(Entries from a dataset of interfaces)

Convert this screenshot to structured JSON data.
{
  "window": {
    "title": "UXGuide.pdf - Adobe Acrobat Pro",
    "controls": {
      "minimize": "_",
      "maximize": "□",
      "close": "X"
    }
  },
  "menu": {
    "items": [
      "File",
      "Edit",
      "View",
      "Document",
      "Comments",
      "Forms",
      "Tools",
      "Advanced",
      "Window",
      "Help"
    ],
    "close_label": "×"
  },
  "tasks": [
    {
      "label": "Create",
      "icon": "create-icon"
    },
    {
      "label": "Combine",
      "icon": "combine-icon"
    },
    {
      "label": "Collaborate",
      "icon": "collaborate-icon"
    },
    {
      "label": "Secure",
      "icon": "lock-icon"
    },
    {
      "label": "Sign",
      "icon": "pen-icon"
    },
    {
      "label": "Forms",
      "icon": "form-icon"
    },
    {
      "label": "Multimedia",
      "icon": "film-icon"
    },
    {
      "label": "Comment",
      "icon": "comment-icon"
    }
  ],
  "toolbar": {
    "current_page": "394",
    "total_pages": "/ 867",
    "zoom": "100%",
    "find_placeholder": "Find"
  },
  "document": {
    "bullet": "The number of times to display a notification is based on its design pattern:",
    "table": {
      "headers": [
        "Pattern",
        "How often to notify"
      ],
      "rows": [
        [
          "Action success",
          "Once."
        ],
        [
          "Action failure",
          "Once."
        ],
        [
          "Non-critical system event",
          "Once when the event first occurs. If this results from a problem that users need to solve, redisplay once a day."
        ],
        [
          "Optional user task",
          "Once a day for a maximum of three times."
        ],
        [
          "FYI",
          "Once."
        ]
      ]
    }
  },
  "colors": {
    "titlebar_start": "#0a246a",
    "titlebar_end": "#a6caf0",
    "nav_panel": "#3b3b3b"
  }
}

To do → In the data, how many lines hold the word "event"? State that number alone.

Exercise response → 2